in Afghanistan and the lead swapped several times over the 50nms
course though it was Capt Lloyd Hamilton’s ecstatic crew who nudged
across the finish line ahead of Ainslie and his team of professionals.

‘This means everything to us,’ he said recording a time of 8 hours 51 minutes 39 seconds.

He added: ‘The
guys are ecstatic at beating Rebel. They don’t know many of the
America’s Cup sailors but they know and love Sir Ben Ainslie, so are

Racing debuts pay dividends

big battle to ensue on the water was between the brand new
high-performance catamarans, the GC32s Team Richard Mille and Spax
making their racing debuts in the Solent.

Former line honours
winner Pete Cumming had gathered together a professional crew for Team
Richard Mille
, including helmsman Paul Campbell-James and proved
consistently faster than their rivals.

took five long hours to reach St Catherine’s Point where the sea breeze
kicked in to give the leading boats a big push over the next two hours
towards the finish but just as they were within sight of the line, the
wind in Stokes Bay died and their final flourish was delayed by a
further hour to record a finish time of 8 hours and 51 minutes.

Cumming said: ‘It
wasn’t the easiest race but these boats are superb – very fast even in
light airs and fun to sail.’

First monohulls in battle royale 

monohull across the finish line was Dutch boat Tonnerre de Breskens,
with a time of 9 hours 56 minutes 13 seconds but they too had a battle royale to
gain an advantage over Mike Bartholomew’s Tokoloshe II, which trailed
in just 22 seconds later after one of the biggest tests of endurance and
patience since the Round the Island Race started in 1931.

The first Ellen MacArthur Cancer Trust yacht, Scarlet Oyster, crewed by PBO News Editor Laura Hodgetts, trust volunteers and six young people crossed the finishing line at 5.57pm – almost 10 and a half hours after setting off at 7.30am.

A total of 24 teenagers took part on the trust’s five yachts. Dame Ellen and a crew aboard the trust’s flagship yacht Moonspray were forced to retire, after becoming becalmed off Dunose.

hours after the first start, 246 boats had finished and a further 445
had retired but the rest were still out on the course valiantly trying
to make the finish before the cut off time of 10pm.

Prize giving

The Gold Roman Bowl was awarded to a
Folkboat, Madelaine, skippered by Edward Donald, who hasn’t quite
achieved the record four wins of the Gold Roman Bowl by Edward Heath but
he’s nearly there, having won it individually three times and the
Donald family has collected this famous trophy four times.

The Tenacity Trophy, awarded annually to the skipper of the last boat home. This year it fell to Stuart Whitmore to win the
applause. He crossed the finish line on his Sigma 33, Sixes and Sevens,
(IRC3) at 21.51.35, having started his race at 0730 – 14 hours,
21 minutes, 35 seconds later.

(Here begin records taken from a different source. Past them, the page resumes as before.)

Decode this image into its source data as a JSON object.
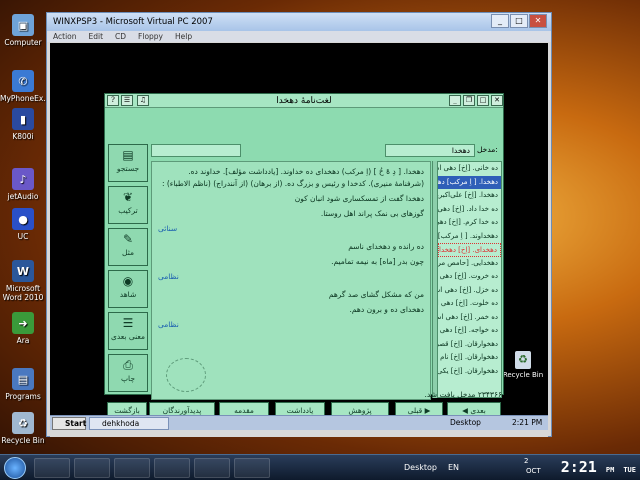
{
  "host": {
    "icons": [
      {
        "label": "Computer",
        "icon": "computer-icon",
        "color": "#6fa3d8",
        "glyph": "▣"
      },
      {
        "label": "MyPhoneEx...",
        "icon": "phone-icon",
        "color": "#3b7ad4",
        "glyph": "✆"
      },
      {
        "label": "K800i",
        "icon": "mobile-icon",
        "color": "#2a4aa0",
        "glyph": "▮"
      },
      {
        "label": "jetAudio",
        "icon": "audio-icon",
        "color": "#6a58c8",
        "glyph": "♪"
      },
      {
        "label": "UC",
        "icon": "uc-icon",
        "color": "#2a50c8",
        "glyph": "●"
      },
      {
        "label": "Microsoft Word 2010",
        "icon": "word-icon",
        "color": "#2b579a",
        "glyph": "W"
      },
      {
        "label": "Ara",
        "icon": "arrow-icon",
        "color": "#3a9a3a",
        "glyph": "➜"
      },
      {
        "label": "Programs",
        "icon": "programs-icon",
        "color": "#4a78c0",
        "glyph": "▤"
      },
      {
        "label": "Recycle Bin",
        "icon": "recycle-bin-icon",
        "color": "#a0b8d0",
        "glyph": "♻"
      }
    ],
    "taskbar": {
      "desktop_label": "Desktop",
      "lang": "EN",
      "time": "2:21",
      "ampm": "PM",
      "day": "TUE",
      "month": "OCT",
      "date": "2"
    }
  },
  "vpc": {
    "title": "WINXPSP3 - Microsoft Virtual PC 2007",
    "menu": [
      "Action",
      "Edit",
      "CD",
      "Floppy",
      "Help"
    ],
    "guest_recycle_bin": "Recycle Bin",
    "guest_taskbar": {
      "start": "Start",
      "task": "dehkhoda",
      "desktop": "Desktop",
      "time": "2:21 PM"
    }
  },
  "app": {
    "title": "لغت‌نامهٔ دهخدا",
    "search_label": "مدخل:",
    "search_value": "دهخدا",
    "side_buttons": [
      {
        "label": "جستجو",
        "icon": "book-icon",
        "glyph": "▤"
      },
      {
        "label": "ترکیب",
        "icon": "compose-icon",
        "glyph": "❦"
      },
      {
        "label": "مثل",
        "icon": "proverb-icon",
        "glyph": "✎"
      },
      {
        "label": "شاهد",
        "icon": "eye-icon",
        "glyph": "◉"
      },
      {
        "label": "معنی بعدی",
        "icon": "next-meaning-icon",
        "glyph": "☰"
      },
      {
        "label": "چاپ",
        "icon": "printer-icon",
        "glyph": "⎙"
      }
    ],
    "bottom_buttons": [
      {
        "label": "بعدی",
        "icon": "right-arrow-icon"
      },
      {
        "label": "قبلی",
        "icon": "left-arrow-icon"
      },
      {
        "label": "پژوهش"
      },
      {
        "label": "یادداشت"
      },
      {
        "label": "مقدمه"
      },
      {
        "label": "پدیدآورندگان"
      },
      {
        "label": "بازگشت"
      }
    ],
    "content": {
      "lines": [
        "دهخدا. [ دِ هْ خُ ] (اِ مرکب) دهخدای ده خداوند. [یادداشت مؤلف]. خداوند ده. (شرفنامهٔ منیری). کدخدا و رئیس و بزرگ ده. (از برهان) (از آنندراج) (ناظم الاطباء) :",
        "دهخدا گفت از تمسکساری شود انبان کون",
        "گوزهای بی نمک پراند اهل روستا.",
        "ده رانده و دهخدای ناسم",
        "چون بدر [ماه] به نیمه تمامیم.",
        "من که مشکل گشای صد گرهم",
        "دهخدای ده و برون دهم."
      ],
      "sources": [
        "سنائی",
        "نظامی",
        "نظامی"
      ]
    },
    "word_list": [
      "ده خانی. [اِخ] دهی است",
      "دهخدا. [ اِ مرکب] دهخدای ده",
      "دهخدا. [اِخ] علی‌اکبرین خانبابا",
      "ده خدا داد. [اِخ] دهی است",
      "ده خدا کرم. [اِخ] دهی است",
      "دهخداوند. [ اِ مرکب] ...",
      "دهخدای. [اِخ] دهخدا",
      "دهخدایی. [حامص مرکب] ...",
      "ده خروت. [اِخ] دهی است",
      "ده خزل. [اِخ] دهی است",
      "ده خلوت. [اِخ] دهی است",
      "ده خمر. [اِخ] دهی است",
      "ده خواجه. [اِخ] دهی است",
      "دهخوارقان. [اِخ] قصبهٔ ...",
      "دهخوارقان. [اِخ] نام یکی",
      "دهخوارقان. [اِخ] یکی از"
    ],
    "selected_index": 1,
    "focused_index": 6,
    "status": "۲۳۴۳۶۶ مدخل یافت شد."
  }
}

Event organiser, the
Island Sailing Club, runs the event with support from title sponsor J.P. Morgan Asset Management and the race partners for
2014: Dream Yacht Charter, Haven Knox-Johnston, Henri Lloyd, Nautica
Watches, Old Pulteney, Raymarine, Red Funnel, Volvo Car UK.

Find the full results here:

Pictures: Team Richard Mille celebrating their line honours victory, and the catamaran in action at the 2014 Round the Island Race; Boats sailing around the Isle of Wight landmark, The Needles.

All credited to onEdition